_PROBLEM_
Give the number of lines in this listing that contain "Unit", with no other words.

PROVIDED DATA: Begin

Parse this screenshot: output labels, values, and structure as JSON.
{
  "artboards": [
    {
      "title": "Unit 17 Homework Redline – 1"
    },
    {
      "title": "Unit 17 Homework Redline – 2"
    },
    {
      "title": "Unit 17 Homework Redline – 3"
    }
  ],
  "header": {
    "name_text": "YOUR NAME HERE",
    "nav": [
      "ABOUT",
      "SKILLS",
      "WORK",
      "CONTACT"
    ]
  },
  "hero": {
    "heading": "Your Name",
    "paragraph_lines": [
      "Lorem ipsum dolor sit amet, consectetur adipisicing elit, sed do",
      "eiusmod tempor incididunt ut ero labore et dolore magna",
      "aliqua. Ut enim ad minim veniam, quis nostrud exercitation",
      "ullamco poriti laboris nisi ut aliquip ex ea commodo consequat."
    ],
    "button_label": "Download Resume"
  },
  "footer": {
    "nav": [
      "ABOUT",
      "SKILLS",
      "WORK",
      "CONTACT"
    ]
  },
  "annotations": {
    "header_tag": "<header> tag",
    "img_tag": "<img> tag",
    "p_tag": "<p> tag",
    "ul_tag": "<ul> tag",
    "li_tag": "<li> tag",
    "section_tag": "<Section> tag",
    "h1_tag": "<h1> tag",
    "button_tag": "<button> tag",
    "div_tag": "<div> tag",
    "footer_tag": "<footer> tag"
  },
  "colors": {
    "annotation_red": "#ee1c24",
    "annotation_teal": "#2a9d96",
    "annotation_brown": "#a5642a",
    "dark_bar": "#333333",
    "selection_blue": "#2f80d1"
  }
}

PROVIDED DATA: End

_EXPECTED ANSWER_
3